> **Task material**:
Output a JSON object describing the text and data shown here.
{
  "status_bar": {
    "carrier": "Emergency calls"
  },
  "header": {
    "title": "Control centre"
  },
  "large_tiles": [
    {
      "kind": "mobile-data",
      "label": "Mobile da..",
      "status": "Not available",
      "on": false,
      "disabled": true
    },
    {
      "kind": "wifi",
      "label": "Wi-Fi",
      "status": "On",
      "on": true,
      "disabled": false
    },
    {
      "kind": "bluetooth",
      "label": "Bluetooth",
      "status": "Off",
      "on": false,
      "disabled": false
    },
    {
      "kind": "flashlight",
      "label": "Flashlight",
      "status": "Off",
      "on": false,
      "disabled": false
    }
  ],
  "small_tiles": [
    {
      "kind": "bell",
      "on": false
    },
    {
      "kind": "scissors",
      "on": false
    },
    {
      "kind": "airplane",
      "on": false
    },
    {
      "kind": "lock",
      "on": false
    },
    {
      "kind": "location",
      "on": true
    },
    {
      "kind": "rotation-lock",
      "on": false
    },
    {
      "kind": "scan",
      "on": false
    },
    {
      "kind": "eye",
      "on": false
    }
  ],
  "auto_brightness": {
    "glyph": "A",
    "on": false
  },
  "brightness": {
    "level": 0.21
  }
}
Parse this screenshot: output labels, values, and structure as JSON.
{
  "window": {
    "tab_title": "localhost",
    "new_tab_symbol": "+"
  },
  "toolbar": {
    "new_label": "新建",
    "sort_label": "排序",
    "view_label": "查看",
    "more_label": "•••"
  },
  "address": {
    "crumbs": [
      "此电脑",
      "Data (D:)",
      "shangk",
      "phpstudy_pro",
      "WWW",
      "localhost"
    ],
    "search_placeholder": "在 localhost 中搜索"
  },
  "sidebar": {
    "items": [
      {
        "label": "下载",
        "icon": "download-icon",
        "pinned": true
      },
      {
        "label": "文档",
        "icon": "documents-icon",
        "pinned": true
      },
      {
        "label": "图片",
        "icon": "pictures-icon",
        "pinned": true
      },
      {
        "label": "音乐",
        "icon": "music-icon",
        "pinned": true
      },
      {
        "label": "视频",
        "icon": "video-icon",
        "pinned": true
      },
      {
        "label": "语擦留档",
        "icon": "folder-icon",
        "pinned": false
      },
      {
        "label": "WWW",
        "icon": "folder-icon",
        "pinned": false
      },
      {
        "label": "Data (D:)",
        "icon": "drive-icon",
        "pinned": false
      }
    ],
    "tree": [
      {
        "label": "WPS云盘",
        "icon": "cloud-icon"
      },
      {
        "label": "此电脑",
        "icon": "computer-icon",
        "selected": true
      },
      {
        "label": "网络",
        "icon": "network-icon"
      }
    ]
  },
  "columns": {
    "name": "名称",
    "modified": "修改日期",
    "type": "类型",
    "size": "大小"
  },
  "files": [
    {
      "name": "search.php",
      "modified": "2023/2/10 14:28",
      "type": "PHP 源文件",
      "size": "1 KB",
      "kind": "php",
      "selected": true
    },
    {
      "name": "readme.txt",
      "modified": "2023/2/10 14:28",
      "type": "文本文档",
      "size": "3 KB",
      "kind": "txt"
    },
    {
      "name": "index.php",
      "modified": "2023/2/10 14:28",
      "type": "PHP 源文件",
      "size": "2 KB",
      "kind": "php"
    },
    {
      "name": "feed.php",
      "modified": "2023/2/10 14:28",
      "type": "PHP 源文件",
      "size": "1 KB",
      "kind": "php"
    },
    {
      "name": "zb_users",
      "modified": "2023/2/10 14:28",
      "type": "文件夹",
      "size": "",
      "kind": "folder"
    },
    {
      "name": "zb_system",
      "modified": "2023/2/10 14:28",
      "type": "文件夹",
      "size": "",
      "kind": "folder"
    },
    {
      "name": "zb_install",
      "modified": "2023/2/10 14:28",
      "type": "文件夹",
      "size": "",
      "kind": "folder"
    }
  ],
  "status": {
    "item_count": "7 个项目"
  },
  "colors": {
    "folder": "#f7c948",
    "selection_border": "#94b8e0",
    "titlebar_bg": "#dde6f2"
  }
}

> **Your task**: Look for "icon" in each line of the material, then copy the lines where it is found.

> **Solved exercise**:
        "icon": "download-icon",
        "icon": "documents-icon",
        "icon": "pictures-icon",
        "icon": "music-icon",
        "icon": "video-icon",
        "icon": "folder-icon",
        "icon": "folder-icon",
        "icon": "drive-icon",
        "icon": "cloud-icon"
        "icon": "computer-icon",
        "icon": "network-icon"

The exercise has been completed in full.